[Data about app and page elements]
────────────────────

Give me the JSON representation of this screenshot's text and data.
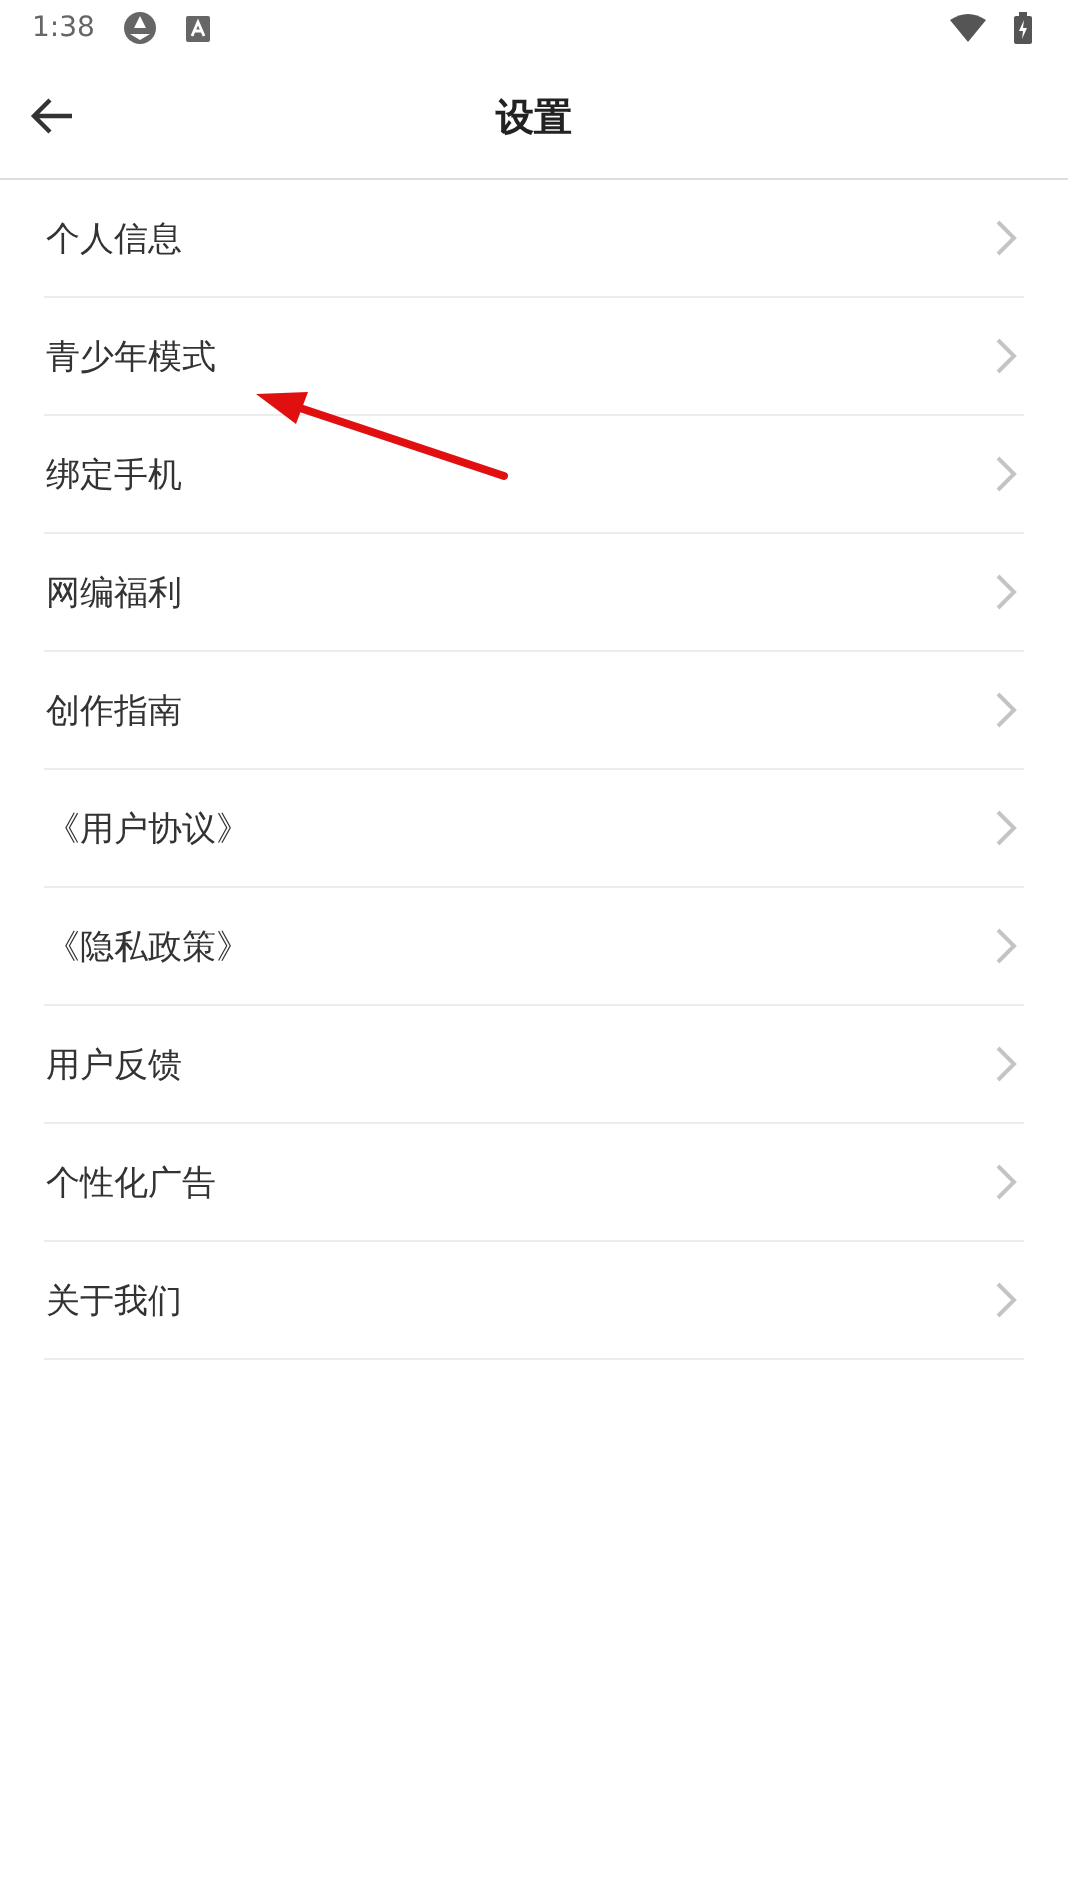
{
  "status_bar": {
    "time": "1:38"
  },
  "header": {
    "title": "设置"
  },
  "items": [
    {
      "label": "个人信息"
    },
    {
      "label": "青少年模式"
    },
    {
      "label": "绑定手机"
    },
    {
      "label": "网编福利"
    },
    {
      "label": "创作指南"
    },
    {
      "label": "《用户协议》"
    },
    {
      "label": "《隐私政策》"
    },
    {
      "label": "用户反馈"
    },
    {
      "label": "个性化广告"
    },
    {
      "label": "关于我们"
    }
  ]
}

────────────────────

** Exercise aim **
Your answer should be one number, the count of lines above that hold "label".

** Reply **
10